Franny, feeling largely isolated and alone, has taken to reciting a "prayer" that really becomes more of a meditative exercise. She is suffering a crisis…… [Read More]

Eger, Christopher. "The Military Service of J.D. Salinger." Accessed April 2010. http://ww2history.suite101.com/article.cfm/the-military-service-of-jd-salinger

Salinger, J.D. "A Perfect Day for Bananafish." In Nine Stories. New York: Little, Brown, & Co., 1991.
View Full Essay

Elaborative Rehearsal Journal 3 Elaborative Essay

Words: 379 Length: 1 Pages Document Type: Essay Paper #: 89202616

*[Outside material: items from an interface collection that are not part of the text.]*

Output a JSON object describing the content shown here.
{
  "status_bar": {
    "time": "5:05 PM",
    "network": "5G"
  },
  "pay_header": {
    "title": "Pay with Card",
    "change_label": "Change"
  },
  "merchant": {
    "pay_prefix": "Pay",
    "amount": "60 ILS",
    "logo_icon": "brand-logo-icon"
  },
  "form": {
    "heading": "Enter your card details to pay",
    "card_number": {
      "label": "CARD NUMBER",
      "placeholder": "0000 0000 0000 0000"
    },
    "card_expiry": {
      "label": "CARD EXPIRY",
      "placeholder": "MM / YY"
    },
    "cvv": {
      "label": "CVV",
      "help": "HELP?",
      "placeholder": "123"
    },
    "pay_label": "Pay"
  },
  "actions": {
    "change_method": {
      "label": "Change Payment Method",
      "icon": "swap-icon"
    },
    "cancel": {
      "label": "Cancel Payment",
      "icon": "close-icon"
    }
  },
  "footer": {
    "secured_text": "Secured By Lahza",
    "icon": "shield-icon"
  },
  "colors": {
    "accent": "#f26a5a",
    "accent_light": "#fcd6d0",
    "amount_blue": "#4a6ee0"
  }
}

The English literature course was one that I thought would be difficult. I had spent most of my schooling learning to memorize things, and the books and poems I studied in that class were too complex to memorize. Elaborative rehearsal allowed me to understand by relating characters to people I know; by relating the messages in the stories to popular phrases or axioms; and through other similar means. I found that these simple, easy-to-remember things, when accessed, then allowed me to recall all of the rest of the information I had stored about each work. I found I could remember an entire novel simply by remembering a nickname I could give a single character. Hockenbury and Hockenbury claim that elaborative rehearsal is more powerful for storing complex ideas into long-term memory. I did well on that exam, and continued to use those techniques for other exams, each of which I did well on. I seldom use maintenance rehearsal any more because it simply is not as effective.

Works… [Read More]